After a tough December, the markets rallied in January. Fears about inflation faded, and hopes that the Fed would hike rates more slowly—or even start cutting them—dominated markets as signs of economic weakness appeared. But this bad economic news was good news, as long-term rates pulled back, supporting financial markets.
Stock markets. For the actual numbers, U.S. stock markets gained substantially for the month, ranging between a 2.93 percent gain for the Dow and a 10.72 percent gain for the Nasdaq, with the S&P 500 in the middle with a gain of 6.28 percent. International markets also did well, with both developed and emerging markets up around 8 percent. Even fixed income had a strong start to the year, with the Bloomberg U.S. Aggregate Bond Index up 3.08 percent.

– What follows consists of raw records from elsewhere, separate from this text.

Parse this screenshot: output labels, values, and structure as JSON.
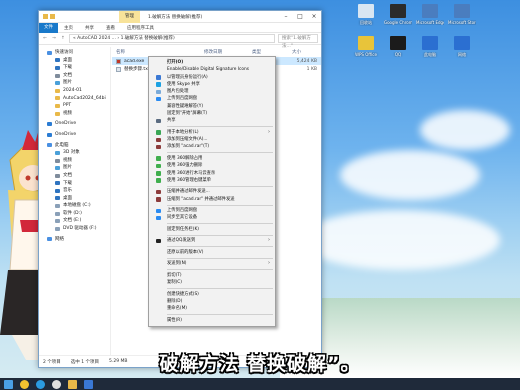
{
  "window": {
    "tab_manage": "管理",
    "title": "1.破解方法 替换破解(推荐)",
    "ribbon": {
      "file": "文件",
      "tabs": [
        "主页",
        "共享",
        "查看",
        "应用程序工具"
      ]
    },
    "address": "« AutoCAD 2024 ...  ›  1.破解方法 替换破解(推荐)",
    "search_placeholder": "搜索\"1.破解方法...\"",
    "columns": {
      "name": "名称",
      "date": "修改日期",
      "type": "类型",
      "size": "大小"
    },
    "files": [
      {
        "name": "acad.exe",
        "size": "5,424 KB",
        "selected": true
      },
      {
        "name": "替换步骤.txt",
        "size": "1 KB",
        "selected": false
      }
    ],
    "nav": [
      {
        "label": "快速访问",
        "level": 0,
        "color": "#4a90e2"
      },
      {
        "label": "桌面",
        "level": 1,
        "color": "#2f74c0"
      },
      {
        "label": "下载",
        "level": 1,
        "color": "#2f74c0"
      },
      {
        "label": "文档",
        "level": 1,
        "color": "#7f8c9c"
      },
      {
        "label": "图片",
        "level": 1,
        "color": "#4aa0d9"
      },
      {
        "label": "2024-01",
        "level": 1,
        "color": "#e9b949"
      },
      {
        "label": "AutoCad2024_64bi",
        "level": 1,
        "color": "#e9b949"
      },
      {
        "label": "PPT",
        "level": 1,
        "color": "#e9b949"
      },
      {
        "label": "视频",
        "level": 1,
        "color": "#e9b949"
      },
      {
        "label": "OneDrive",
        "level": 0,
        "color": "#2b7cd3",
        "gap": true
      },
      {
        "label": "OneDrive",
        "level": 0,
        "color": "#2b7cd3",
        "gap": true
      },
      {
        "label": "此电脑",
        "level": 0,
        "color": "#4a90e2",
        "gap": true
      },
      {
        "label": "3D 对象",
        "level": 1,
        "color": "#4aa0d9"
      },
      {
        "label": "视频",
        "level": 1,
        "color": "#7f8c9c"
      },
      {
        "label": "图片",
        "level": 1,
        "color": "#4aa0d9"
      },
      {
        "label": "文档",
        "level": 1,
        "color": "#7f8c9c"
      },
      {
        "label": "下载",
        "level": 1,
        "color": "#2f74c0"
      },
      {
        "label": "音乐",
        "level": 1,
        "color": "#2f74c0"
      },
      {
        "label": "桌面",
        "level": 1,
        "color": "#2f74c0"
      },
      {
        "label": "本地磁盘 (C:)",
        "level": 1,
        "color": "#8aa0b8"
      },
      {
        "label": "软件 (D:)",
        "level": 1,
        "color": "#8aa0b8"
      },
      {
        "label": "文档 (E:)",
        "level": 1,
        "color": "#8aa0b8"
      },
      {
        "label": "DVD 驱动器 (F:)",
        "level": 1,
        "color": "#8aa0b8"
      },
      {
        "label": "网络",
        "level": 0,
        "color": "#4a90e2",
        "gap": true
      }
    ],
    "status": {
      "count": "2 个项目",
      "selected": "选中 1 个项目",
      "size": "5.29 MB"
    }
  },
  "context_menu": [
    {
      "label": "打开(O)",
      "bold": true
    },
    {
      "label": "Enable/Disable Digital Signature Icons"
    },
    {
      "label": "以管理员身份运行(A)",
      "icon": "shield-icon",
      "color": "#3a78d4"
    },
    {
      "label": "使用 Skype 共享",
      "icon": "skype-icon",
      "color": "#1ba1e2"
    },
    {
      "label": "图片包处理",
      "icon": "image-icon",
      "color": "#7aaad9"
    },
    {
      "label": "上传到百度网盘",
      "icon": "cloud-icon",
      "color": "#2a8bf2"
    },
    {
      "label": "兼容性疑难解答(Y)"
    },
    {
      "label": "固定到\"开始\"屏幕(T)"
    },
    {
      "label": "共享",
      "icon": "share-icon",
      "color": "#5a6b80"
    },
    {
      "sep": true
    },
    {
      "label": "用于本地分析(L)",
      "icon": "bug-icon",
      "color": "#3aa655",
      "arrow": true
    },
    {
      "label": "添加到压缩文件(A)...",
      "icon": "archive-icon",
      "color": "#8c3b3b"
    },
    {
      "label": "添加到 \"acad.rar\"(T)",
      "icon": "archive-icon",
      "color": "#8c3b3b"
    },
    {
      "sep": true
    },
    {
      "label": "使用 360解除占用",
      "icon": "360-icon",
      "color": "#3fae4d"
    },
    {
      "label": "使用 360强力删除",
      "icon": "360-icon",
      "color": "#3fae4d"
    },
    {
      "label": "使用 360进行木马云查杀",
      "icon": "360-icon",
      "color": "#3fae4d"
    },
    {
      "label": "使用 360管理右键菜单",
      "icon": "360-icon",
      "color": "#3fae4d"
    },
    {
      "sep": true
    },
    {
      "label": "压缩并通过邮件发送...",
      "icon": "archive-icon",
      "color": "#8c3b3b"
    },
    {
      "label": "压缩到 \"acad.rar\" 并通过邮件发送",
      "icon": "archive-icon",
      "color": "#8c3b3b"
    },
    {
      "sep": true
    },
    {
      "label": "上传到百度网盘",
      "icon": "cloud-icon",
      "color": "#2a8bf2"
    },
    {
      "label": "同步至其它设备",
      "icon": "sync-icon",
      "color": "#2a8bf2"
    },
    {
      "sep": true
    },
    {
      "label": "固定到任务栏(K)"
    },
    {
      "sep": true
    },
    {
      "label": "通过QQ发送到",
      "icon": "qq-icon",
      "color": "#222222",
      "arrow": true
    },
    {
      "sep": true
    },
    {
      "label": "还原以前的版本(V)"
    },
    {
      "sep": true
    },
    {
      "label": "发送到(N)",
      "arrow": true
    },
    {
      "sep": true
    },
    {
      "label": "剪切(T)"
    },
    {
      "label": "复制(C)"
    },
    {
      "sep": true
    },
    {
      "label": "创建快捷方式(S)"
    },
    {
      "label": "删除(D)"
    },
    {
      "label": "重命名(M)"
    },
    {
      "sep": true
    },
    {
      "label": "属性(R)"
    }
  ],
  "subtitle": "破解方法 替换破解”。",
  "desktop_icons": [
    {
      "label": "回收站",
      "color": "#d9e6f2"
    },
    {
      "label": "Google Chrome",
      "color": "#2b2b2b"
    },
    {
      "label": "Microsoft Edge",
      "color": "#4a7dbf"
    },
    {
      "label": "Microsoft Store",
      "color": "#4a7dbf"
    },
    {
      "label": "WPS Office",
      "color": "#e8c43a"
    },
    {
      "label": "QQ",
      "color": "#1b1b1b"
    },
    {
      "label": "此电脑",
      "color": "#2b6fd1"
    },
    {
      "label": "网络",
      "color": "#2b6fd1"
    }
  ]
}
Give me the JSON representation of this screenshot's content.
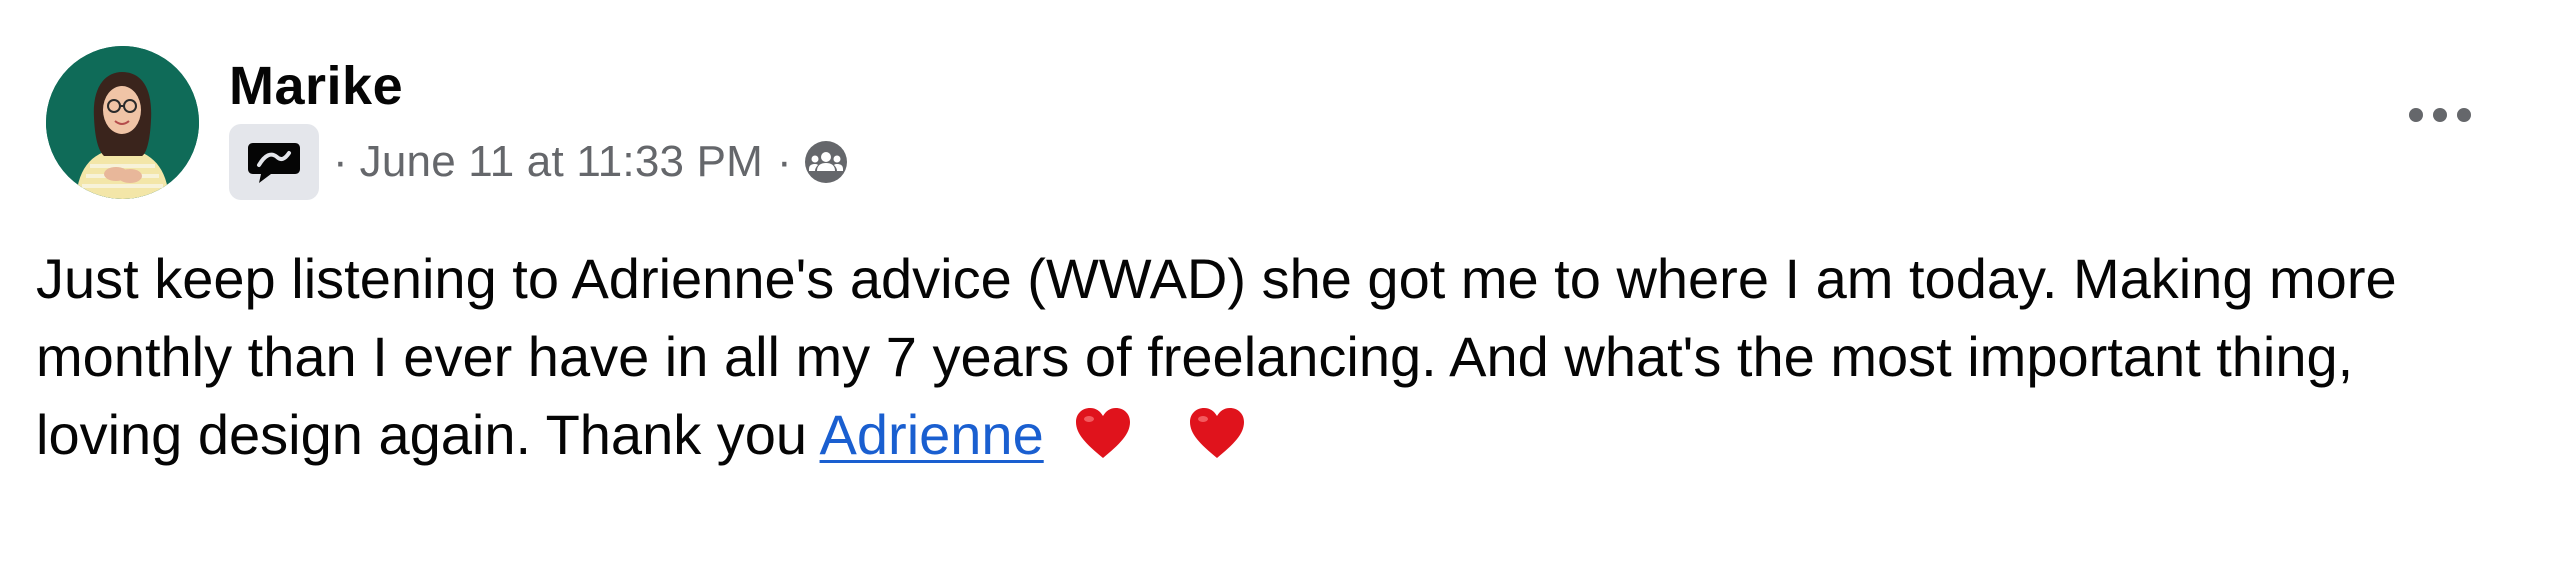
{
  "post": {
    "author": "Marike",
    "meta": {
      "separator": "·",
      "timestamp": "June 11 at 11:33 PM",
      "badge_icon": "message-bubble-icon",
      "audience_icon": "group-audience-icon"
    },
    "more_icon": "more-horizontal-icon",
    "body": {
      "line1": "Just keep listening to Adrienne's advice (WWAD) she got me to where I am today. Making more",
      "line2": "monthly than I ever have in all my 7 years of freelancing. And what's the most important thing,",
      "line3_prefix": "loving design again. Thank you ",
      "mention": "Adrienne",
      "emojis": [
        "heart-emoji",
        "heart-emoji"
      ]
    },
    "colors": {
      "avatar_bg": "#0f6b58",
      "mention": "#1a5fd0",
      "meta_text": "#65676b",
      "badge_bg": "#e4e6eb",
      "heart": "#e0131c"
    }
  }
}
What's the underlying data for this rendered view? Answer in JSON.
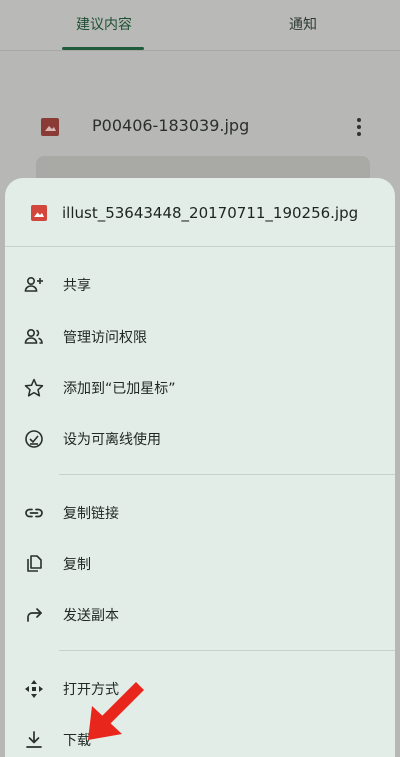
{
  "tabs": [
    {
      "label": "建议内容",
      "active": true
    },
    {
      "label": "通知",
      "active": false
    }
  ],
  "background_file": {
    "name": "P00406-183039.jpg",
    "icon": "image-icon",
    "more_icon": "more-vert-icon"
  },
  "sheet": {
    "title": "illust_53643448_20170711_190256.jpg",
    "title_icon": "image-icon",
    "items": [
      {
        "label": "共享",
        "icon": "person-add-icon"
      },
      {
        "label": "管理访问权限",
        "icon": "people-icon"
      },
      {
        "label": "添加到“已加星标”",
        "icon": "star-icon"
      },
      {
        "label": "设为可离线使用",
        "icon": "offline-check-icon"
      },
      {
        "label": "复制链接",
        "icon": "link-icon"
      },
      {
        "label": "复制",
        "icon": "copy-icon"
      },
      {
        "label": "发送副本",
        "icon": "forward-icon"
      },
      {
        "label": "打开方式",
        "icon": "open-with-icon"
      },
      {
        "label": "下载",
        "icon": "download-icon"
      }
    ]
  },
  "colors": {
    "accent": "#1f5d3a",
    "sheet_bg": "#e1ede6",
    "image_icon": "#d2463c",
    "arrow": "#e8261c"
  }
}
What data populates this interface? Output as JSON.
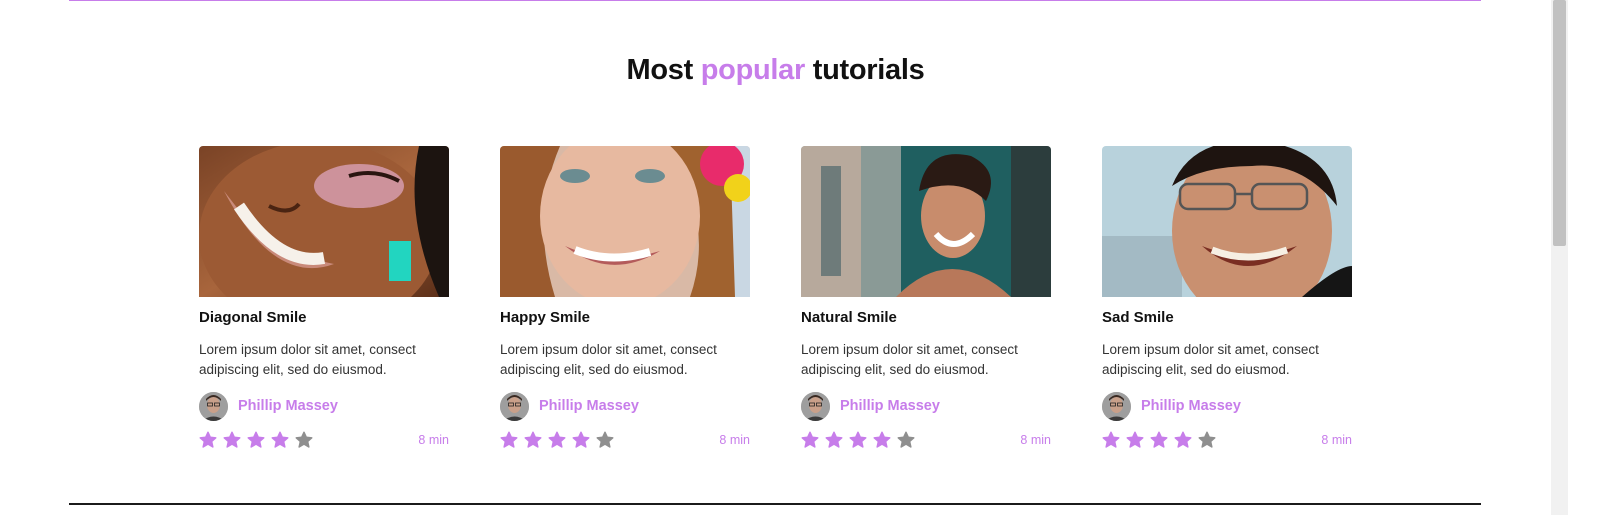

Interest rates. The reason for the universal gains was a pullback in interest rates. With inflation starting to pull back, and with the headline CPI figure coming in negative for the month, markets started to price in slower rate increases from the Fed. This took the yield on the 10-year U.S. Treasury note from 3.88 percent to 3.52 percent during January—a significant drop. Lower interest rates typically mean higher stock and bond values, and that is just what we saw. Looking back, lower rates appeared reasonable. In fact, the Fed increased rates only 25 bps, instead of the recent, typical level of 50 bps, at its last meeting.
The economy. While financial markets did well last month, the economy continued to show signs of weakness. Consumer spending slowed for the second month in a row at the end of last year. Business sentiment ticked down to recessionary levels, even as housing continued to suffer from higher mortgage rates. Looking back, it appeared that the Fed’s rate increases were indeed slowing the economy, and a recession looked likely in the next couple of months.
Job growth. February’s data, however, changed the outlook that supported markets last month. Job growth came in well above expectations, and business sentiment bounced back into positive territory for the service sector. Any recession looks less likely now, especially in the short term, which is good news for the economy. But it will be a headwind for financial markets.
While it appears that inflation will keep dropping, the shockingly strong jobs report at the start of February put the Fed back on edge, and it will likely push rates higher than we thought. This will be a headwind for markets this month, as the decline in rates may pause or even reverse.
Earnings and valuations. Even if rates reverse, there may be some good news. With the economy looking somewhat less weak, earnings may do better than expected. While the current data shows that they are beating expectations, it is by much less than usual. With a stronger economy, those beats may increase.
While earnings are likely to do better against expectations, valuations are likely to adjust down if rates rise again. We should get more color on this as Fed officials continue to comment and as the inflation data evolves. Looking forward, markets may face more headwinds and will likely not do as well as they did in January.
In the short term, the economy appears to be improving, but markets may struggle as the Fed continues to prioritize bringing inflation down. February is likely to be tougher for markets than January was. At the same time, as we look a bit further forward, a strong January has historically been a positive sign for the year as a whole. We can reasonably expect more volatility in the short term, but the longer-term picture remains more positive.
Political and international risks. Beyond the economic and policy angles, February faces challenges from politics. The federal debt ceiling was hit again in January, and the Treasury is now using extraordinary measures to pay the bills. While this will be resolved, it will likely be at the last minute (as it has been before). Until then, the rising uncertainty will also weigh on markets. With the Ukraine war underway and China’s Covid-19 reopening still uncertain, there are multiple risks that will also act as market headwinds this month.
The Bottom Line
Looking back, January had bad economic news but good market results. February may well be the reverse. Even if it is, the prospects for the rest of the year continue to look good. And that is the bottom line here. While we do have headwinds, the strong January reflected real improvements in multiple areas. Looking forward, we should see the same kind of economic resilience over time as those improvements continue.